• Given entries:
◆ ◆ ◆ ◆

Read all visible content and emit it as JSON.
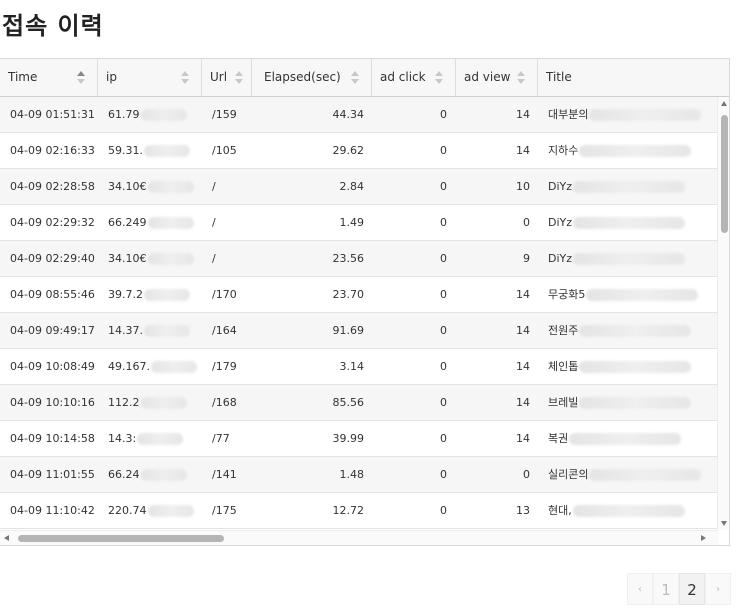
{
  "page": {
    "title": "접속 이력"
  },
  "table": {
    "columns": [
      {
        "key": "time",
        "label": "Time",
        "sort": "asc"
      },
      {
        "key": "ip",
        "label": "ip",
        "sort": "none"
      },
      {
        "key": "url",
        "label": "Url",
        "sort": "none"
      },
      {
        "key": "elapsed",
        "label": "Elapsed(sec)",
        "sort": "none"
      },
      {
        "key": "ad_click",
        "label": "ad click",
        "sort": "none"
      },
      {
        "key": "ad_view",
        "label": "ad view",
        "sort": "none"
      },
      {
        "key": "title",
        "label": "Title",
        "sort": "none"
      }
    ],
    "rows": [
      {
        "time": "04-09 01:51:31",
        "ip": "61.79",
        "url": "/159",
        "elapsed": "44.34",
        "ad_click": "0",
        "ad_view": "14",
        "title": "대부분의"
      },
      {
        "time": "04-09 02:16:33",
        "ip": "59.31.",
        "url": "/105",
        "elapsed": "29.62",
        "ad_click": "0",
        "ad_view": "14",
        "title": "지하수"
      },
      {
        "time": "04-09 02:28:58",
        "ip": "34.10€",
        "url": "/",
        "elapsed": "2.84",
        "ad_click": "0",
        "ad_view": "10",
        "title": "DiYz"
      },
      {
        "time": "04-09 02:29:32",
        "ip": "66.249",
        "url": "/",
        "elapsed": "1.49",
        "ad_click": "0",
        "ad_view": "0",
        "title": "DiYz"
      },
      {
        "time": "04-09 02:29:40",
        "ip": "34.10€",
        "url": "/",
        "elapsed": "23.56",
        "ad_click": "0",
        "ad_view": "9",
        "title": "DiYz"
      },
      {
        "time": "04-09 08:55:46",
        "ip": "39.7.2",
        "url": "/170",
        "elapsed": "23.70",
        "ad_click": "0",
        "ad_view": "14",
        "title": "무궁화5"
      },
      {
        "time": "04-09 09:49:17",
        "ip": "14.37.",
        "url": "/164",
        "elapsed": "91.69",
        "ad_click": "0",
        "ad_view": "14",
        "title": "전원주"
      },
      {
        "time": "04-09 10:08:49",
        "ip": "49.167.",
        "url": "/179",
        "elapsed": "3.14",
        "ad_click": "0",
        "ad_view": "14",
        "title": "체인톱"
      },
      {
        "time": "04-09 10:10:16",
        "ip": "112.2",
        "url": "/168",
        "elapsed": "85.56",
        "ad_click": "0",
        "ad_view": "14",
        "title": "브레빌"
      },
      {
        "time": "04-09 10:14:58",
        "ip": "14.3:",
        "url": "/77",
        "elapsed": "39.99",
        "ad_click": "0",
        "ad_view": "14",
        "title": "복권"
      },
      {
        "time": "04-09 11:01:55",
        "ip": "66.24",
        "url": "/141",
        "elapsed": "1.48",
        "ad_click": "0",
        "ad_view": "0",
        "title": "실리콘의"
      },
      {
        "time": "04-09 11:10:42",
        "ip": "220.74",
        "url": "/175",
        "elapsed": "12.72",
        "ad_click": "0",
        "ad_view": "13",
        "title": "현대,"
      }
    ]
  },
  "pagination": {
    "prev": "‹",
    "pages": [
      "1",
      "2"
    ],
    "current": "2",
    "next": "›"
  }
}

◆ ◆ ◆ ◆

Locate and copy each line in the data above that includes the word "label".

        "label": "Time",
        "label": "ip",
        "label": "Url",
        "label": "Elapsed(sec)",
        "label": "ad click",
        "label": "ad view",
        "label": "Title",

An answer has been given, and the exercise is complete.